Now it's even worse. The big font made the size, the height and the width of the text that's in the text block higher. Yet over here on this side, because I marked this button as auto, I set its width to auto and its height to auto, it adjusted correctly. So if I go and change its font size ... Copy this, go down to this button, change this to 24, and it works. Now it doesn't quite work in the designer because the designer's not wide enough.
If I was to run this, you'd see all that text now fits on the button. That's the basics of size, you don't want to hard-code the width if you could avoid it. Now, there's a couple more things I want to talk about. So when you go to auto, then the button or the text block is going to choose its own sizes and it's more complicated than just this. That's why I would suggest you watch my other course because there's a lot of factors that go into a certain the whole two-faced lab. But let me just briefly talk about some of the properties that are on that framework now because that's what we're focusing on in this chapter.
So, there is this width, but then there's also the desired size which is when the element says I know what I want my size to be, and it negotiates its size with its container. It comes back to the layout system says this is my desired size. And then the layout engine says okay, thank you for that desired size and then it'll go through the rest of the layout process and it may or it may not use the desired size of the element.
So there's also a property called actual size. Actually, it's actually called actual width, I should say, and you can use that in your code. You can programmatically determine what your desired size are and what your actual size is. And that's what I've done inside these two buttons. So I've written some code that when you click on the left button, will show you its width, what was asked for. So did I hard-code the width or did I use auto? Then the desired size width, this is where it get, much of the negotiation process, and this is the actual width that was granted it when it was laid out on the screen.
So I can see, we'll see what this looks like. Click on this and it says it was hard-coded at 120, its desired width was 120, and its actual size is 120. And I come over here and I see that its width is not a number. Now, remember this is the one where I said it was auto? So the actual implementation of auto is to set a double number to NaN, that means auto. So I didn't specify a width, so its desired width was 348 and its actual size is 348.
So it got it to actual size and remember that I increased the font earlier. So if I go back to my example, click here, change this to 14, press F5 to run the application. Look at it now, it requested a smaller size and was granted that smaller size. Inside the stack panels, let's go to this button, here it is, and I will do a horizontal alignment of stretch.
Let's see what happened. When you choose stretch, since I'm inside a stack panel, I've given the stack panel permission to stretch the width of this button to fill up the width of the stack panel. I'm no longer using the default and that means that the desired size and the actual size will probably be different. Let's see if that's true. Here it is, desired width was 243.34, its actual size is 493. So during the layout process, the button said I only need 243 pixels, the stack panel looked at all of its children and said ah, I see that you've granted me permission to stretch you and I'm currently at 493 pixels in width, so I'm going to stretch you to that new size.

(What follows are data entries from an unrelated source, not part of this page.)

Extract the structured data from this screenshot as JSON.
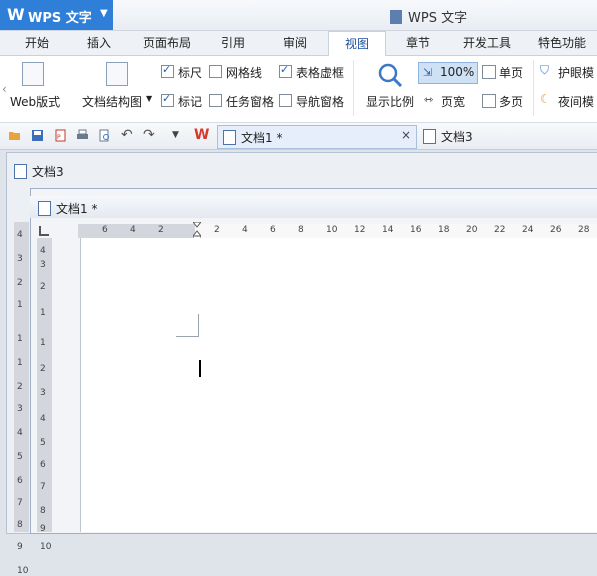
{
  "app": {
    "logo_glyph": "W",
    "menu_title": "WPS 文字",
    "window_title": "WPS 文字"
  },
  "tabs": [
    "开始",
    "插入",
    "页面布局",
    "引用",
    "审阅",
    "视图",
    "章节",
    "开发工具",
    "特色功能"
  ],
  "active_tab": "视图",
  "ribbon": {
    "web_layout": "Web版式",
    "doc_map": "文档结构图",
    "checks": [
      {
        "label": "标尺",
        "checked": true
      },
      {
        "label": "网格线",
        "checked": false
      },
      {
        "label": "表格虚框",
        "checked": true
      },
      {
        "label": "标记",
        "checked": true
      },
      {
        "label": "任务窗格",
        "checked": false
      },
      {
        "label": "导航窗格",
        "checked": false
      }
    ],
    "zoom_label": "显示比例",
    "zoom_value": "100%",
    "page_width": "页宽",
    "single_page": "单页",
    "multi_page": "多页",
    "eye_mode": "护眼模",
    "night_mode": "夜间模"
  },
  "doc_tabs": [
    {
      "title": "文档1 *"
    },
    {
      "title": "文档3"
    }
  ],
  "outer_doc_title": "文档3",
  "inner_doc_title": "文档1 *",
  "ruler_ticks": [
    "6",
    "4",
    "2",
    "2",
    "4",
    "6",
    "8",
    "10",
    "12",
    "14",
    "16",
    "18",
    "20",
    "22",
    "24",
    "26",
    "28"
  ],
  "vruler_outer": [
    "4",
    "3",
    "2",
    "1",
    "1",
    "1",
    "2",
    "3",
    "4",
    "5",
    "6",
    "7",
    "8",
    "9",
    "10"
  ],
  "vruler_inner": [
    "4",
    "3",
    "2",
    "1",
    "1",
    "2",
    "3",
    "4",
    "5",
    "6",
    "7",
    "8",
    "9",
    "10"
  ]
}
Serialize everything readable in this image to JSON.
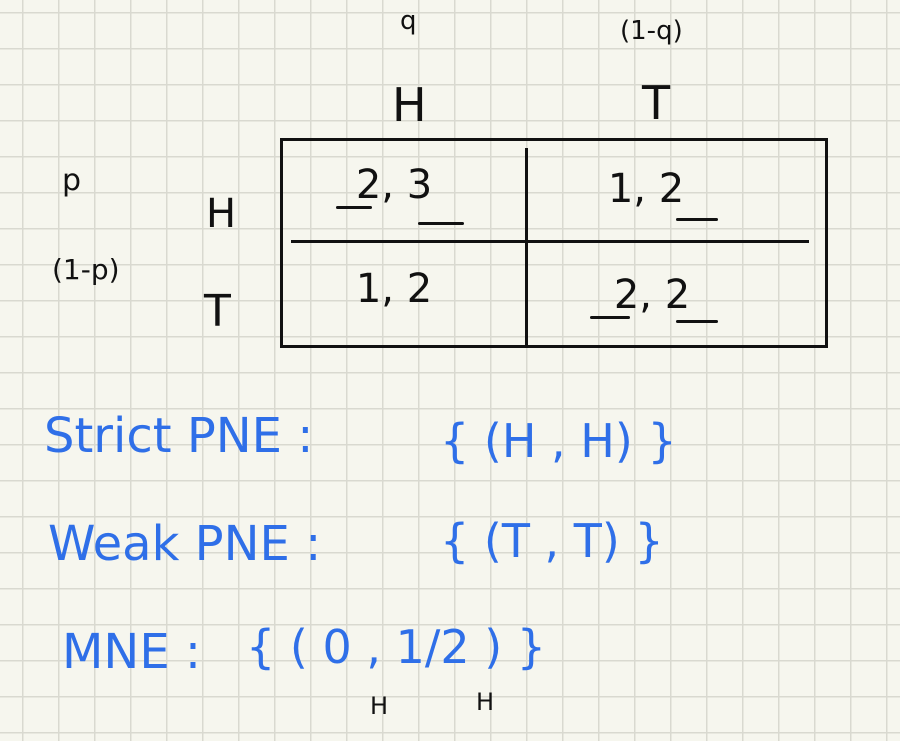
{
  "header": {
    "q_label": "q",
    "one_minus_q_label": "(1-q)",
    "col_h": "H",
    "col_t": "T"
  },
  "rows": {
    "p_label": "p",
    "one_minus_p_label": "(1-p)",
    "row_h": "H",
    "row_t": "T"
  },
  "payoffs": {
    "hh": "2, 3",
    "ht": "1, 2",
    "th": "1, 2",
    "tt": "2, 2"
  },
  "notes": {
    "strict_label": "Strict PNE :",
    "strict_value": "{ (H , H) }",
    "weak_label": "Weak PNE :",
    "weak_value": "{ (T , T) }",
    "mne_label": "MNE :",
    "mne_value": "{ ( 0 , 1/2 ) }",
    "mne_sub_1": "H",
    "mne_sub_2": "H"
  },
  "colors": {
    "ink": "#111111",
    "blue_ink": "#2f6fe8",
    "paper": "#f6f6ee",
    "grid": "#d9d9d0"
  }
}
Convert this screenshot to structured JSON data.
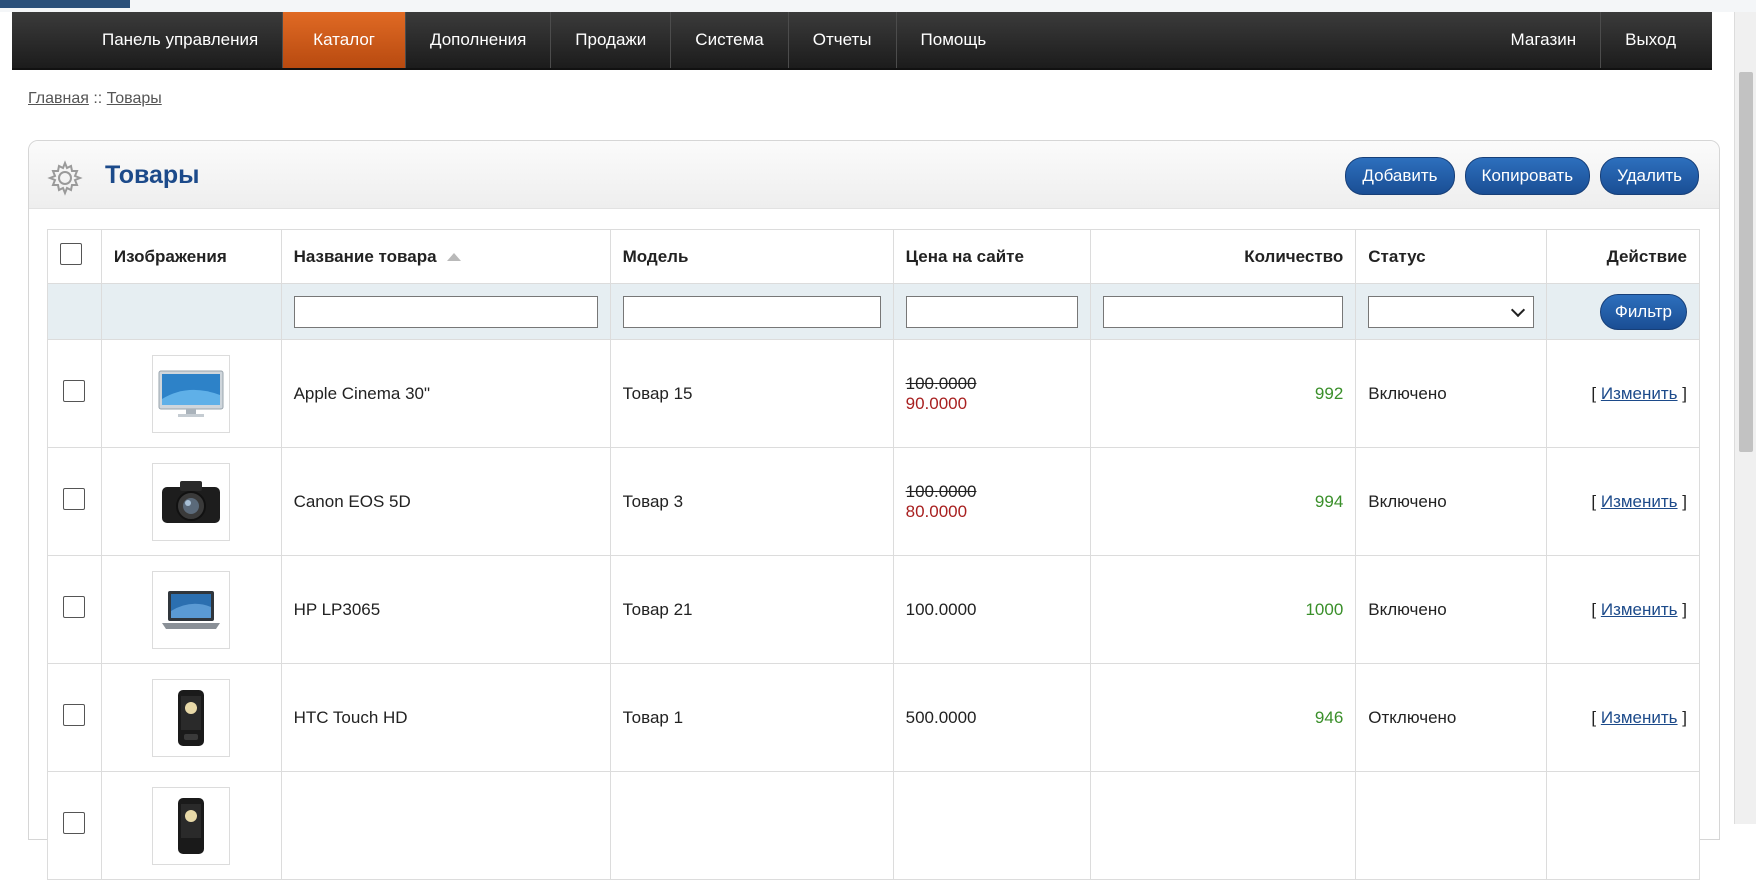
{
  "navbar": {
    "items": [
      "Панель управления",
      "Каталог",
      "Дополнения",
      "Продажи",
      "Система",
      "Отчеты",
      "Помощь"
    ],
    "right_items": [
      "Магазин",
      "Выход"
    ],
    "active": "Каталог"
  },
  "breadcrumb": {
    "home": "Главная",
    "separator": "::",
    "current": "Товары"
  },
  "panel": {
    "title": "Товары",
    "buttons": {
      "add": "Добавить",
      "copy": "Копировать",
      "delete": "Удалить"
    }
  },
  "table": {
    "headers": {
      "image": "Изображения",
      "name": "Название товара",
      "model": "Модель",
      "price": "Цена на сайте",
      "quantity": "Количество",
      "status": "Статус",
      "action": "Действие"
    },
    "filter_button": "Фильтр",
    "rows": [
      {
        "name": "Apple Cinema 30\"",
        "model": "Товар 15",
        "price_old": "100.0000",
        "price_new": "90.0000",
        "quantity": "992",
        "status": "Включено",
        "edit": "Изменить",
        "image_icon": "monitor-icon"
      },
      {
        "name": "Canon EOS 5D",
        "model": "Товар 3",
        "price_old": "100.0000",
        "price_new": "80.0000",
        "quantity": "994",
        "status": "Включено",
        "edit": "Изменить",
        "image_icon": "camera-icon"
      },
      {
        "name": "HP LP3065",
        "model": "Товар 21",
        "price": "100.0000",
        "quantity": "1000",
        "status": "Включено",
        "edit": "Изменить",
        "image_icon": "laptop-icon"
      },
      {
        "name": "HTC Touch HD",
        "model": "Товар 1",
        "price": "500.0000",
        "quantity": "946",
        "status": "Отключено",
        "edit": "Изменить",
        "image_icon": "phone-icon"
      }
    ]
  },
  "colors": {
    "nav_active": "#d35a17",
    "title_blue": "#1c4a8a",
    "button_blue": "#1f5aa6",
    "special_price": "#a82020",
    "quantity_green": "#3a8f2a"
  }
}
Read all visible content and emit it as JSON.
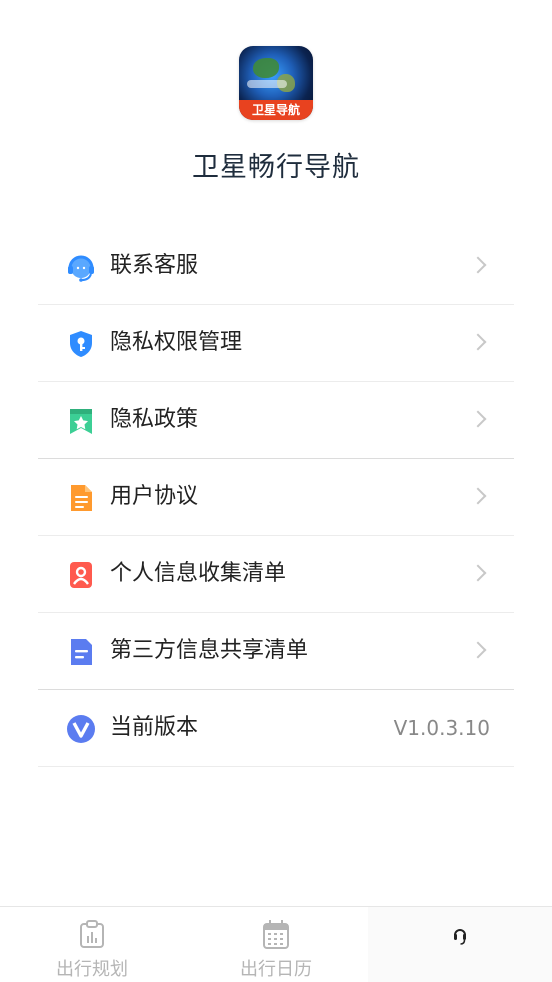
{
  "app": {
    "name": "卫星畅行导航",
    "logo_text": "卫星导航"
  },
  "menu": [
    {
      "label": "联系客服",
      "icon": "headset-support-icon",
      "color": "#2f8cff"
    },
    {
      "label": "隐私权限管理",
      "icon": "shield-key-icon",
      "color": "#2f8cff"
    },
    {
      "label": "隐私政策",
      "icon": "bookmark-star-icon",
      "color": "#2ec28b"
    },
    {
      "label": "用户协议",
      "icon": "document-lines-icon",
      "color": "#ff8a1f"
    },
    {
      "label": "个人信息收集清单",
      "icon": "person-card-icon",
      "color": "#ff5a4e"
    },
    {
      "label": "第三方信息共享清单",
      "icon": "document-icon",
      "color": "#5b7cf0"
    },
    {
      "label": "当前版本",
      "icon": "version-v-icon",
      "color": "#5b7cf0",
      "value": "V1.0.3.10"
    }
  ],
  "tabbar": {
    "tabs": [
      {
        "label": "出行规划",
        "icon": "clipboard-chart-icon"
      },
      {
        "label": "出行日历",
        "icon": "calendar-icon"
      },
      {
        "label": "",
        "icon": "headset-icon",
        "active": true
      }
    ]
  }
}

- Interactions and controls
- UIElement family
- FrameworkElement family
- Shape family
- Decorator Family
- Control Fundamentals
- Button family
- Text Editor family